Describing the experience, Hannah Waterman, a MA Visual Communications student from London, said:

“It was surreal to see my artwork on such a large scale and by so many people. It’s definitely encouraged me to imagine my work on bigger installations in the future. I want to be very ambitious with my presentation going forward.”

Shira Wachsmann and Ameera Kawash (PhD, School of Arts & Humanities)

Orbital Bloom

For German-Israeli artist Shira Wachsmann and Palestinian-Iraqi-American artist Dr Ameera Kawash, the Coronation Concert marked an opportunity to show their thanks to The King, who they said was an ‘early believer’ in their Orbital Bloom project, which inspired their resulting 3D animation work for the event.

Orbital Bloom is a smart artwork project that the duo developed during their PhD studies in the School of Arts & Humanities. The project uses data produced by buildings to create artworks that enable viewers to easily understand a buildings’ sustainability journey, through the health and growth of its virtual garden. In 2022, the project received an Honourable Mention in the Terra Carta Design Lab competition, launched by The King and Sir Jony Ive, Chancellor of the RCA, in partnership with the RCA, as part of the Sustainable Markets Initiative.

Their involvement in the Coronation supported Shira and Ameera’s aims to reach a global audience with Orbital Bloom.

“On one hand, we wanted to show a sign of our appreciation for giving us our start and believing in our project. We know about The King’s commitment to sustainability, and we really wanted to create a work that would encourage a more sustainable future for everyone.”

Shira Wachsmann PhD School of Arts & Humanities

Ashraf Malek (Graduate Diploma and MA Contemporary Art Practice)

Ashraf Malek's Coronation Concert artwork

For Egyptian artist Ashraf Malek, the concert was a “once in a lifetime opportunity to bring people together and to unite people from different backgrounds”.

His involvement in the Coronation Concert marks an exciting end to his Graduate Diploma and start to his MA Contemporary Art Practice, which he’ll begin in the new term. Ashraf’s digital artwork takes inspiration from constellations, believing in their power to transcend culture and space, in turn bringing people together.

“I was thrilled and honoured to be part of such a prestigious event, but I also feel like it's a responsibility to continue doing that work that the RCA is really well known for, that speaks to not only to a local audience but to a global community - bringing them together in a way where the people actually complete the artwork itself.”

Ashraf Malek Graduate Diploma and MA Contemporary Art Practice

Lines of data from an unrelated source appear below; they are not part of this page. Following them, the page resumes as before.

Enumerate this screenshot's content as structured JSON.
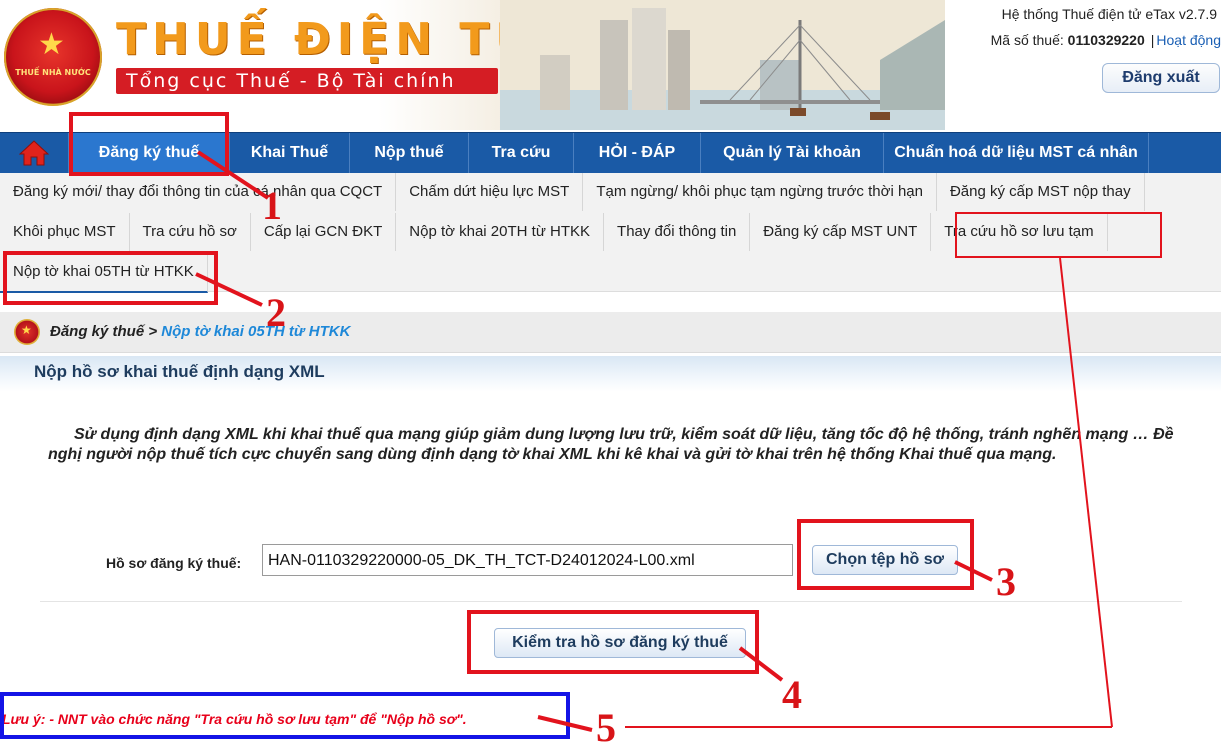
{
  "header": {
    "site_title": "THUẾ ĐIỆN TỬ",
    "site_subtitle": "Tổng cục Thuế - Bộ Tài chính",
    "emblem_text": "THUẾ NHÀ NƯỚC",
    "system_name": "Hệ thống Thuế điện tử eTax v2.7.9",
    "tax_code_label": "Mã số thuế:",
    "tax_code_value": "0110329220",
    "status_link": "Hoạt động",
    "logout_label": "Đăng xuất"
  },
  "main_nav": {
    "home_icon": "home-icon",
    "items": [
      {
        "label": "Đăng ký thuế"
      },
      {
        "label": "Khai Thuế"
      },
      {
        "label": "Nộp thuế"
      },
      {
        "label": "Tra cứu"
      },
      {
        "label": "HỎI - ĐÁP"
      },
      {
        "label": "Quản lý Tài khoản"
      },
      {
        "label": "Chuẩn hoá dữ liệu MST cá nhân"
      }
    ]
  },
  "sub_nav": {
    "items": [
      {
        "label": "Đăng ký mới/ thay đổi thông tin của cá nhân qua CQCT"
      },
      {
        "label": "Chấm dứt hiệu lực MST"
      },
      {
        "label": "Tạm ngừng/ khôi phục tạm ngừng trước thời hạn"
      },
      {
        "label": "Đăng ký cấp MST nộp thay"
      },
      {
        "label": "Khôi phục MST"
      },
      {
        "label": "Tra cứu hồ sơ"
      },
      {
        "label": "Cấp lại GCN ĐKT"
      },
      {
        "label": "Nộp tờ khai 20TH từ HTKK"
      },
      {
        "label": "Thay đổi thông tin"
      },
      {
        "label": "Đăng ký cấp MST UNT"
      },
      {
        "label": "Tra cứu hồ sơ lưu tạm"
      },
      {
        "label": "Nộp tờ khai 05TH từ HTKK"
      }
    ]
  },
  "breadcrumb": {
    "parent": "Đăng ký thuế",
    "separator": ">",
    "current": "Nộp tờ khai 05TH từ HTKK"
  },
  "content": {
    "page_title": "Nộp hồ sơ khai thuế định dạng XML",
    "notice": "Sử dụng định dạng XML khi khai thuế qua mạng giúp giảm dung lượng lưu trữ, kiểm soát dữ liệu, tăng tốc độ hệ thống, tránh nghẽn mạng … Đề nghị người nộp thuế tích cực chuyển sang dùng định dạng tờ khai XML khi kê khai và gửi tờ khai trên hệ thống Khai thuế qua mạng.",
    "file_label": "Hồ sơ đăng ký thuế:",
    "file_value": "HAN-0110329220000-05_DK_TH_TCT-D24012024-L00.xml",
    "choose_file_button": "Chọn tệp hồ sơ",
    "check_button": "Kiểm tra hồ sơ đăng ký thuế",
    "note": "Lưu ý:   - NNT vào chức năng \"Tra cứu hồ sơ lưu tạm\" để \"Nộp hồ sơ\"."
  },
  "annotations": {
    "numbers": [
      "1",
      "2",
      "3",
      "4",
      "5"
    ],
    "colors": {
      "red": "#e2131d",
      "blue": "#1414e6"
    }
  }
}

Shafina Jaffer (Graduate Diploma graduate and MA Painting student)

Shafina Jaffer, Take Me Away

For Shafina Jaffer, an abstract spiritual artist from Tanzania who studies MA Painting, the opportunity to take part felt like a daunting challenge, but one that she soon overcame.

She said: “The brief stated ‘starry night’, but how should the stars be placed? I thought, just go with your heart, go with the flow and let the colours flow. Let your heart speak. Don't plan, don't draw, just move, just dance on the canvas. The painting had to be something that transported the audience, and touched them. Being asked to participate for me was a big honour, being selected was obviously the cherry on the cake.”

Speaking about the influence of the RCA on her practice, Shafina said, “My whole thinking has changed since coming to the Royal College of Art. I’ve been exposed to amazing, really mature tutors, who won’t tell you what to do but guide you so the best of you comes out.”

When she was originally accepted to the MA Painting, Shaffina decided to reject the offer but changed her mind and accepted her place just 6 minutes before the deadline.

“That was the most life transforming decision for me, as a Muslim woman, a mother of three, who left everything to pursue her dreams in London at the Royal College of Art. It’s changed my life. It’s changed the life of my family. As I have transformed, people around me have transformed, and what I have learned is that art is for transformation.”

Shafina Jaffer Graduate Diploma graduate and MA Painting student

Read more about the artworks featured in the event.